= WHAT NEEDS TO BE DONE =
Return the material unaltered, line by line.

--------------------------------------------------

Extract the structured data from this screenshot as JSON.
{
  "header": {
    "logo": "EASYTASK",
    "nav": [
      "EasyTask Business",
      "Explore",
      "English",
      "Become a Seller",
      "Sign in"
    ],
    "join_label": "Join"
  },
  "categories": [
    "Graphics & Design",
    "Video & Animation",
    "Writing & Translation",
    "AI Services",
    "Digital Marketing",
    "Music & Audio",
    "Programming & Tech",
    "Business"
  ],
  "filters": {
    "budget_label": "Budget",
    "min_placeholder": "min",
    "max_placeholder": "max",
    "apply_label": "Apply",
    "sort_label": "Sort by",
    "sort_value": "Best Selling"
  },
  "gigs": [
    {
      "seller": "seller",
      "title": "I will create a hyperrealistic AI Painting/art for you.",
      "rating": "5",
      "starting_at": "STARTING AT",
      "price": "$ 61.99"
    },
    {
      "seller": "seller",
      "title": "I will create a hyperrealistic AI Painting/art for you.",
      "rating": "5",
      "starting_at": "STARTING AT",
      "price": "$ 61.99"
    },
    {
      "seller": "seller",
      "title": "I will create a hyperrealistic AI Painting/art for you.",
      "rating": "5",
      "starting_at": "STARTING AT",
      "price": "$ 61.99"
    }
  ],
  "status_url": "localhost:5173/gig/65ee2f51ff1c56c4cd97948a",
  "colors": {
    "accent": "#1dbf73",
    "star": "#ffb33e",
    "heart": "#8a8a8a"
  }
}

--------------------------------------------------

= RESPONSE BELOW =
Extract the structured data from this screenshot as JSON.
{
  "header": {
    "logo": "EASYTASK",
    "nav": [
      "EasyTask Business",
      "Explore",
      "English",
      "Become a Seller",
      "Sign in"
    ],
    "join_label": "Join"
  },
  "categories": [
    "Graphics & Design",
    "Video & Animation",
    "Writing & Translation",
    "AI Services",
    "Digital Marketing",
    "Music & Audio",
    "Programming & Tech",
    "Business"
  ],
  "filters": {
    "budget_label": "Budget",
    "min_placeholder": "min",
    "max_placeholder": "max",
    "apply_label": "Apply",
    "sort_label": "Sort by",
    "sort_value": "Best Selling"
  },
  "gigs": [
    {
      "seller": "seller",
      "title": "I will create a hyperrealistic AI Painting/art for you.",
      "rating": "5",
      "starting_at": "STARTING AT",
      "price": "$ 61.99"
    },
    {
      "seller": "seller",
      "title": "I will create a hyperrealistic AI Painting/art for you.",
      "rating": "5",
      "starting_at": "STARTING AT",
      "price": "$ 61.99"
    },
    {
      "seller": "seller",
      "title": "I will create a hyperrealistic AI Painting/art for you.",
      "rating": "5",
      "starting_at": "STARTING AT",
      "price": "$ 61.99"
    }
  ],
  "status_url": "localhost:5173/gig/65ee2f51ff1c56c4cd97948a",
  "colors": {
    "accent": "#1dbf73",
    "star": "#ffb33e",
    "heart": "#8a8a8a"
  }
}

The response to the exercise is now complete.